Anthropology of art is an academic discipline seeking to examine art within the context of historic social and cultural development. Art forms as artifact records for anthropological investigation have the capacity to reveal a significant range and depth of expression, belief and interpretation, much of it is subjective and communicated on a subliminal level. It is precisely these qualities ...
Anthropology of art is an academic discipline seeking to examine art within the context of historic social and cultural development. Art forms as artifact records for anthropological investigation have the capacity to reveal a significant range and depth of expression, belief and interpretation, much of it is subjective and communicated on a subliminal level. It is precisely these qualities that render art more suitable to the anthropological field study approach, rather than the more impersonal or quantitative methods of other social sciences.

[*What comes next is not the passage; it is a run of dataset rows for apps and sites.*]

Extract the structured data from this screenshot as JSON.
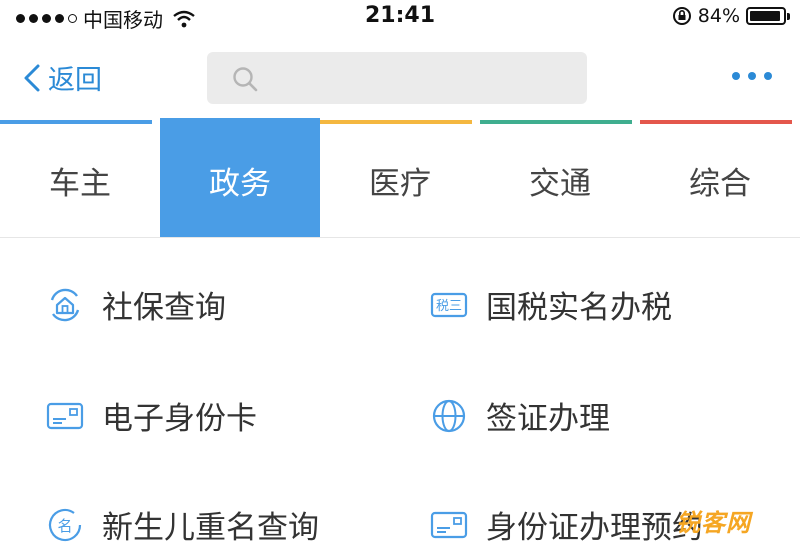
{
  "status": {
    "carrier": "中国移动",
    "time": "21:41",
    "battery": "84%"
  },
  "nav": {
    "back_label": "返回",
    "search_placeholder": ""
  },
  "tabs": [
    {
      "label": "车主",
      "color": "#4a9de6"
    },
    {
      "label": "政务",
      "color": "#4a9de6"
    },
    {
      "label": "医疗",
      "color": "#f4b740"
    },
    {
      "label": "交通",
      "color": "#3fae8f"
    },
    {
      "label": "综合",
      "color": "#e4574c"
    }
  ],
  "active_tab": "政务",
  "items": [
    {
      "label": "社保查询",
      "icon": "house-shield-icon"
    },
    {
      "label": "国税实名办税",
      "icon": "tax-badge-icon"
    },
    {
      "label": "电子身份卡",
      "icon": "id-card-icon"
    },
    {
      "label": "签证办理",
      "icon": "globe-icon"
    },
    {
      "label": "新生儿重名查询",
      "icon": "name-search-icon"
    },
    {
      "label": "身份证办理预约",
      "icon": "id-card-icon"
    }
  ],
  "watermark": "锐客网",
  "accent": "#2b8ad6"
}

According to the late anthropologist Alfred Gell the "anthropological theory of visual art," is traditionally understood as an anthropological study using visual art works that are mainly constrained in the "primitive art," as well as the colonial and post colonial epochs. This is so because spectacular examples of visual art blossomed in these periods, but also because art anthropologists have focused excessively on these periods. Gell regards visual art from other epochs including the contemporary age to be equally worthy of study. He also cautions against essentialist attitudes toward primitive or "ethnographic," art that in his view should be held against the same aesthetic standards as Western art examples.
The first concern when applying the anthropological method for the study of art in Gell's view is the identification of the "art object." He argues that traditionally applied criteria for art objects as either "sign-vehicles, conveying ‘meaning', or objects made in order to provoke a culturally endorsed aesthetic response, or both of these simultaneously," is too narrow. Instead he proposes a more inclusive definition that can be used by anthropologists studying art. In his words "…anything whatsoever could, conceivably, be an art object from the anthropological point of view, including living persons, because the anthropological theory of art (which we can roughly define as the ‘social relations in the vicinity of objects mediating social agency') merges seamlessly with the social anthropology of persons and their bodies."
Alfred Gell also makes an academic distinction between what he considers "sociology of art" and true "anthropology of art." He claims that "concerns itself precisely with the institutional parameters of art production, reception, and circulation," and is primarily Western-oriented. On the other hand, art anthropology in his opinion should be "at least provisionally separated from the study of art institutions or the ‘art world'."
One way that Gell considers this can be achieved is to use a singularly anthropological technique, namely to "consider art objects as persons". Thus, anthropology's "depth of focus," and "biographical," approach can in his view provide a more contextual and contemporary analysis of the "real process, or dialectic, unfolding in time," than "neighboring," sciences such as history, sociology and social psychology.
Anthropologist Evelyn Paine Hatcher offers another useful way to organize art anthropology studies in her introductory guide to the subject. Hatcher sums up the investigative approach as a series of questions to be answered regarding the context and purpose of the examined objects of art.
The first question she postulates is "where." Identification by geography is an important first step in understanding the object. However, as Hatcher reminds "neither styles nor cultures are as neatly bounded as students and scholars would like," so a more sophisticated differentiation has to be elaborated. She lists the defining art and culture characteristics of numerous regions which shows that there as an intimate link between art and the natural environment and climactic conditions of the respective place.
The second question Hatcher methodically asks is "how." The technological methods means and craftsmanship techniques by which art is born are significant aspects that can reveal much about the art form and the underlying culture. The choice of material and technique are important for the aesthetic, purpose and message the objects convey.
Also important in Hatcher's perspective is the question "who," or more precisely "by whom," and "for whom." Whether art objects were created by "folk artists," or skilled artisans, and whose possessions and narratives they were meant to consist of is no simple query. Creativity according to Hatcher is not universally aspired to and appreciated. The identity and personal traits of the artist can tell much about the broader cultural context.
The last question anthropologists following Hatcher's approach should concern themselves with is "why." There may be different reasons for creating art; Hatcher argues that not infrequently it is what "holds society together." Even the often mundane intended uses of the artifacts are contextual clues to much more important psychological and social functions, as well as symbolic significance.